Start of MATERIAL TO PROCESS

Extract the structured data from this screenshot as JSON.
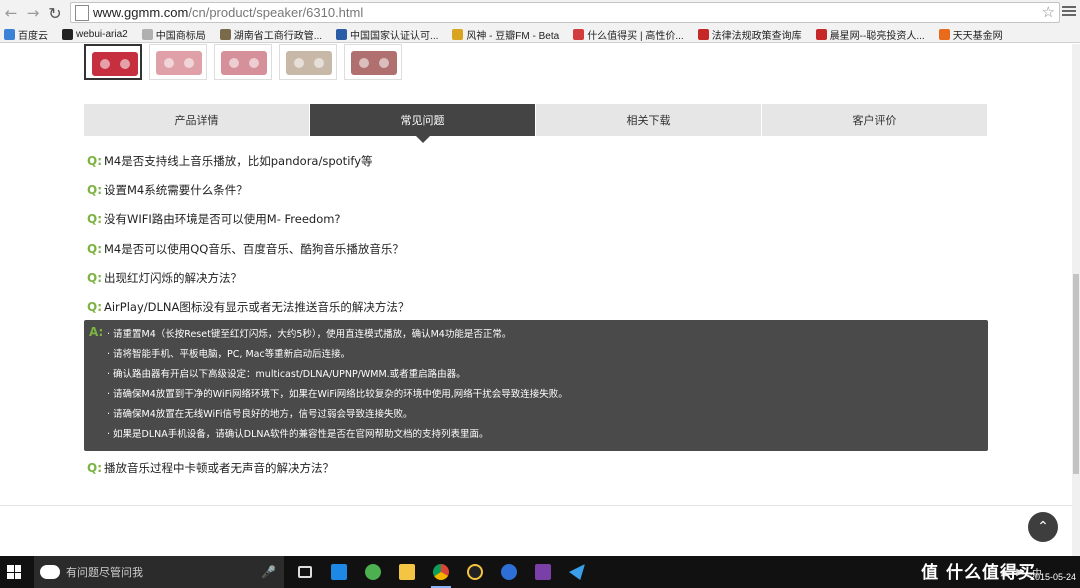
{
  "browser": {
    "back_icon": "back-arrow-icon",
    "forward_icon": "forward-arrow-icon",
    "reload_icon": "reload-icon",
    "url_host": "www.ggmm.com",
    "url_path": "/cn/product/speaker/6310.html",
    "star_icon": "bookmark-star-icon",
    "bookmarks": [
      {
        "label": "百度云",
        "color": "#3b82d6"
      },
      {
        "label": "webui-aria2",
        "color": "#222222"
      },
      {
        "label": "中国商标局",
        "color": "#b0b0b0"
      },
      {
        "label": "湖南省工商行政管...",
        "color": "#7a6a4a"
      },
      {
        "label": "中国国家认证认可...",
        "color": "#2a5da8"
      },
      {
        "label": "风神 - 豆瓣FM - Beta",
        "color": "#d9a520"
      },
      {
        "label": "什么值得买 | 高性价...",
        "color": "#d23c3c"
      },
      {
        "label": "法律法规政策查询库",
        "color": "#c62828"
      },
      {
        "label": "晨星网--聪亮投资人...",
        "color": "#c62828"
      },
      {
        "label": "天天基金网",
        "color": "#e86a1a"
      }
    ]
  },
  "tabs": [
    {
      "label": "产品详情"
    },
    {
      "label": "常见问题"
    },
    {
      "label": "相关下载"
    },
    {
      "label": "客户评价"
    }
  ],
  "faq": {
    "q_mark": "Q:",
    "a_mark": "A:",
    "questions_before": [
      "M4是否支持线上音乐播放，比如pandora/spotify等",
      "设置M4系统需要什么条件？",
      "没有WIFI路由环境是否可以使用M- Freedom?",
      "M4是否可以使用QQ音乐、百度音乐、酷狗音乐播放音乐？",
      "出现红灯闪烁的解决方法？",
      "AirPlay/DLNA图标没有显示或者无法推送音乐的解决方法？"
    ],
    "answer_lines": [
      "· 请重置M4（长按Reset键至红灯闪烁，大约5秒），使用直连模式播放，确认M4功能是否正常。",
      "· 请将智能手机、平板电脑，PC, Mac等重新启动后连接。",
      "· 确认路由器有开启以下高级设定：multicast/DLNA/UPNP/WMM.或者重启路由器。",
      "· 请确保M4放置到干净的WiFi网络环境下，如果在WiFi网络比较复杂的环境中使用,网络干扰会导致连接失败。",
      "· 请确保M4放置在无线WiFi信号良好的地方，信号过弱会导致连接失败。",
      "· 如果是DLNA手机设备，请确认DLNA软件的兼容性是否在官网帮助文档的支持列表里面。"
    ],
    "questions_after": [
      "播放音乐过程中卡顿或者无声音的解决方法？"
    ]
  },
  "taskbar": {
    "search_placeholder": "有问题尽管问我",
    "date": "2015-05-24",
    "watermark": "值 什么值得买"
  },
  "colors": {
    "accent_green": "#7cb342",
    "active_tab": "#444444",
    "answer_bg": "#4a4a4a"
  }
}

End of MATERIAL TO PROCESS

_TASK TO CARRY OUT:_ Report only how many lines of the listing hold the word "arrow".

_RESULT FOR THIS EXERCISE:_ 2